Greetings from 35,000 feet! I’m on my way to the annual Jazz Education Network Conference, this year in San Diego, CA. Again this year, I’ll be running sound on the Vision Stage, mostly middle school and collegiate big bands. So to pass the time during my 4 hour flight to Las Vegas for a connection, I want to talk a little about the gear bag I bring with me to my live sound gigs and why I always have it.
Even if the venue or production company has plenty of mics, stands, cables, I am never without a few essentials. These essentials include a small set of screwdrivers, a flashlight/headlight, a few extra mics and cables, tape (e-tape, console, gaffe) and my iPad. This load out has the ability to get the job done, but I would like to add a real SPL Meter and not have to use the mic built in on my iPad. Though I did test the iPad SPL meter app against my friend’s actual SPL meter and they were within a few dBs of each other.
The screwdrivers are very handy when having to take the connector off of a cable when troubleshooting. And with the extra cables you brought, you were able to get to show going again plus giving yourself time to check the cable connections back at the board.
SM57. Great utility mic.
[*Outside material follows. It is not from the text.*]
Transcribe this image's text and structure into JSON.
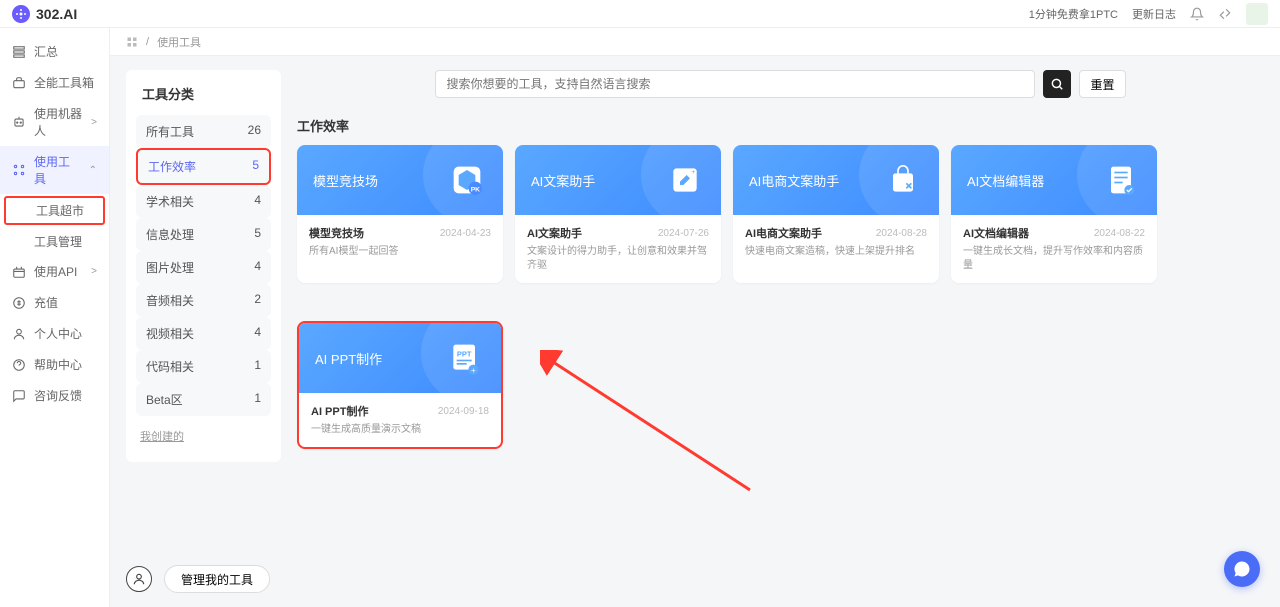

Pardon the cliché, but you can never have too many 57s.
The tape comes in handy for anything and everything. From labeling things to holding the hanging guitar mic in place. The possibilities for use are endless and having it makes you look good when the drummer inevitably asks for some to tame his snare drum.
iPads are cool. Depending on the console, the iPad can be connected and used wherever in the room (hooray for not being stuck mixing in the bass trap at the back of the room). Plus you have access to information on the fly. So if you walk into a gig and the venue has a board or piece of gear you are unfamiliar with, you can look it up instantly. Also, there is an array of audio apps you can utilize while working, I use AudioTools. The SPL meter and RTA a nice things to have while at FOH.
My backpack gets a little heavy sometimes (especially when I was carrying my Beta52), but I’d rather have this extra stuff with me. I could throw a lot of sayings at you like “it’s better to have it and not need it, then to need it and not have it” or “failing to prepare is preparation for failure”, but you get the idea. The name of the game is speed and efficiency. Having these tools at the ready make you look professional.
Now it’s time to sit back, sip my ginger ale, and eat my airline peanuts (yes, they are handing out peanuts again!). See you in San Diego.